In an effort to stop new oil and gas drilling in the Gulf of Mexico, at least two dozen Unitarian Universalists joined over 200 Gulf Coast residents and climate justice groups for a major rally inside the Mercedes-Benz Superdome in New Orleans during a federal oil lease auction on March 23.
“As a people of faith who affirm and promote respect for the interdependent web of all existence, we show up when we are asked to support climate justice organizing,” the Rev. Deanna Vandiver told UU World. Vandiver, executive director of the Center for Ethical Living and Social Justice Renewal (CELSJR) in New Orleans, was among the UUs who joined the rally. “As Unitarian Universalists, we have made a faithful commitment to respond,” she said.
Although protesters’ chants nearly drowned out the auction, officials from the Bureau of Ocean Energy Management nonetheless persevered in auctioning off nearly 43 million acres in the Gulf to such high bidders as Exxon Mobil Corp., Chevron U.S.A., and BP Exploration & Production, Inc. Oil prices have plummeted so far in recent months that the Superdome lease sale was one of the least lucrative since 1983, attracting only $156 million in high bids, according to nola.com, the online edition of the New Orleans Times-Picayune.
Still, the protest was a critical battle in the ongoing fight for climate justice, said UUs who joined in a march to the Superdome and the protest at the auction. The UU presence included members of all New Orleans-area congregations, according to Vandiver, and at least two people who traveled from out of state.
“When so many members of the New Orleans UU community show up to support environmental justice work it’s always gratifying, but never surprising,” said Alicia Cooke, a UU who attends the Community Church UU in New Orleans and is co-founder of 350 Louisiana, a local affiliate of 350.org. Although there were no arrests at the rally, many of the UUs had volunteered to be arrested, Cooke noted.
“This is the best demonstration I’ve seen in the 13 years I’ve been in New Orleans,” said the Rev. Jim VanderWeele, minister of the Community Church UU in New Orleans. UUs, he said, “see the earth as being precious,” adding, “It’s beautiful to see this many people come out and say, ‘No.’”
Although federal officials did not interfere with the hundreds of protesters who swarmed into a large meeting room where the auction was held, VanderWeele was partially shoved off the stage by a police officer when he stepped up to support protesters who surrounded the auctioneer at the podium. Though upset about the policeman’s conduct, VanderWeele said he was not injured.
The Superdome rally was part of the national “Keep it in the Ground” movement, which has organized similar protests around the country over the past year, according to the Superdome protest organizers, which included the Louisiana Bucket Brigade,the Center for Biological Diversity, and the Rainforest Action Network. Similar protests around the country have led to the federal government postponing auctions in Utah, Colorado, and other places, the organizations said in a joint news release.
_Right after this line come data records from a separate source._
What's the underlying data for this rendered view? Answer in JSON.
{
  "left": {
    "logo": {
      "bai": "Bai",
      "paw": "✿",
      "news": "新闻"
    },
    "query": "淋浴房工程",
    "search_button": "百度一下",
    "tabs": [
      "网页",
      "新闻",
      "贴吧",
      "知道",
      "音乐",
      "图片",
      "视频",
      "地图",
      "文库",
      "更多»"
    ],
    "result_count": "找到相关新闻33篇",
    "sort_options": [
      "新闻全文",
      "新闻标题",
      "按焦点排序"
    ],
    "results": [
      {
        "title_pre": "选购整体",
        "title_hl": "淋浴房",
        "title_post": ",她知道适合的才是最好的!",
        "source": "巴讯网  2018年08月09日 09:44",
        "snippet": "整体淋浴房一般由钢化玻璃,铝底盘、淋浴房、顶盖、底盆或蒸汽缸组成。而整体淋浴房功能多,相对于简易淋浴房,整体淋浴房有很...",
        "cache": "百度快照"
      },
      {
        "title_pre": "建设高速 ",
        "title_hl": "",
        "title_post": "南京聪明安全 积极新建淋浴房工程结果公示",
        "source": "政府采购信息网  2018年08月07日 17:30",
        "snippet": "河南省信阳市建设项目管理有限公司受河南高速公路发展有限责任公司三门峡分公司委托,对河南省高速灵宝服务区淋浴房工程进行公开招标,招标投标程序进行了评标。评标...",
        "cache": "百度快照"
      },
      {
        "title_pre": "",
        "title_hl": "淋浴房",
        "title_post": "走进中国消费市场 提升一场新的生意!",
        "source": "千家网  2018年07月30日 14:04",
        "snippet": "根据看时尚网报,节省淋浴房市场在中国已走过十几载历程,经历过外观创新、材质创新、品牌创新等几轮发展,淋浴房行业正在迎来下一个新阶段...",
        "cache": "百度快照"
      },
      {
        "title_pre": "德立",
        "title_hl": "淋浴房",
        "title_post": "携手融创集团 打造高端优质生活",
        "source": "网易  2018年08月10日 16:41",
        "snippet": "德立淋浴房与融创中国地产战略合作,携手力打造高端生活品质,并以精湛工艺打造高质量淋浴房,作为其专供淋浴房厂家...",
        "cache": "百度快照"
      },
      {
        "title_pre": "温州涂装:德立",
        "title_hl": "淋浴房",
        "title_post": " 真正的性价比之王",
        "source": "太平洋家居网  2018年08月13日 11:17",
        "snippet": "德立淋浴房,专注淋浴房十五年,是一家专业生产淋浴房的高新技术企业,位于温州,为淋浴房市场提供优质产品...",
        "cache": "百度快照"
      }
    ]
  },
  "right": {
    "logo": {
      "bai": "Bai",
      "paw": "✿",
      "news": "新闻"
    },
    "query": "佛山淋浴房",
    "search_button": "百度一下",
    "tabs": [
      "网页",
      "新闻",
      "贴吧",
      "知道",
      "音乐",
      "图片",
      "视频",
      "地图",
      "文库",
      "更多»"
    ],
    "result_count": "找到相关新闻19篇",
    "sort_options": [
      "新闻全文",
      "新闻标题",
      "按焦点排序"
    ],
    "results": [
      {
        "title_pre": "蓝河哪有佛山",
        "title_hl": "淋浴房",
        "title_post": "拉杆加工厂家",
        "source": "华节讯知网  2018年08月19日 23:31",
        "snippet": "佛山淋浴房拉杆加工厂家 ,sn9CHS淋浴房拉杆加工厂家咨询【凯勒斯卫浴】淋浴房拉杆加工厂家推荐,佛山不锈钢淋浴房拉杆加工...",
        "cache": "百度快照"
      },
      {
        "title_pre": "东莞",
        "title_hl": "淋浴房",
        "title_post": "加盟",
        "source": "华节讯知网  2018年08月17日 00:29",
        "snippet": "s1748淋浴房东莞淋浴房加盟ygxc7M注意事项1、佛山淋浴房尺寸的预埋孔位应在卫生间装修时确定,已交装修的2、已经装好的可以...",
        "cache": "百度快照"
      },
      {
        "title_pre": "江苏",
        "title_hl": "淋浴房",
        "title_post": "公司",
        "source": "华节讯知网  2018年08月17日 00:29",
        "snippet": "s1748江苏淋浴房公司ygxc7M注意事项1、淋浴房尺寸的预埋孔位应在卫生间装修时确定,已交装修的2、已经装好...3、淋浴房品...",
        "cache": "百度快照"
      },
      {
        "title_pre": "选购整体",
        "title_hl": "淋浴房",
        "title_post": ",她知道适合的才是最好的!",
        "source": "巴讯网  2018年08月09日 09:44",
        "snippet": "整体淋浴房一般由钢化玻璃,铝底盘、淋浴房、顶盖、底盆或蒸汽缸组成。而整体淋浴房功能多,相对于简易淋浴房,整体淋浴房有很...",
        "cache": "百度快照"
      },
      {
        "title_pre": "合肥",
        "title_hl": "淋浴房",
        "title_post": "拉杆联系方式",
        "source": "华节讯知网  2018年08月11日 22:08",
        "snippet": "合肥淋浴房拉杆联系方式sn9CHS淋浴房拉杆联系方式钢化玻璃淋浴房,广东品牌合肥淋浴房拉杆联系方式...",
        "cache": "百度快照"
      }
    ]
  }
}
There are currently 5,000 active federal oil and gas leases, mostly in the Gulf, they also noted. In response to industry claims that new leases provide jobs, protest leaders said there are 27,000 abandoned oil wells that should be deactivated and disassembled, work that the oil industry should be required to do and which would provide jobs.
Aly Tharp, network coordinator of the UU Young Adults for Climate Justice (UUYACJ), who is based in Austin, traveled to New Orleans for the protest along with Jimmy Betts, a member of UUYACJ who is on the Commit2Respond communications team, after she attended a planning meeting in New York for the UU Environmental Justice Collaboratory.
As a young adult raised in Texas, Tharp said she is “pained” to see the U.S. “consistently treat the Gulf of Mexico as one huge industrial sacrifice zone.” Tharp, who spent 20 hours creating banners for the Superdome rally, said that the Gulf continues to suffer from the contamination of the Deepwater Horizon oil spill disaster in 2010, yet the federal government plans more auctions “to sell every possible acre it can to the fossil fuel industry for offshore drilling.”
Her motivation extends beyond protecting the waters and people of the Gulf, emphasized Tharp, who is on the executive team of Commit2Respond. “I am constantly called to work for collective liberation as a Unitarian Universalist in this climate-changed world. For me that means endeavoring towards mass mobilizations that create just transitions to non-toxic, non-exploitative, post-extractive economies,” she said. “We need more people who believe another world is possible, with the will to take the steps toward it.”
This story has been updated to reflect clarifications from Aly Tharp about where she grew up and about who attended the Collaboratory meeting in New York.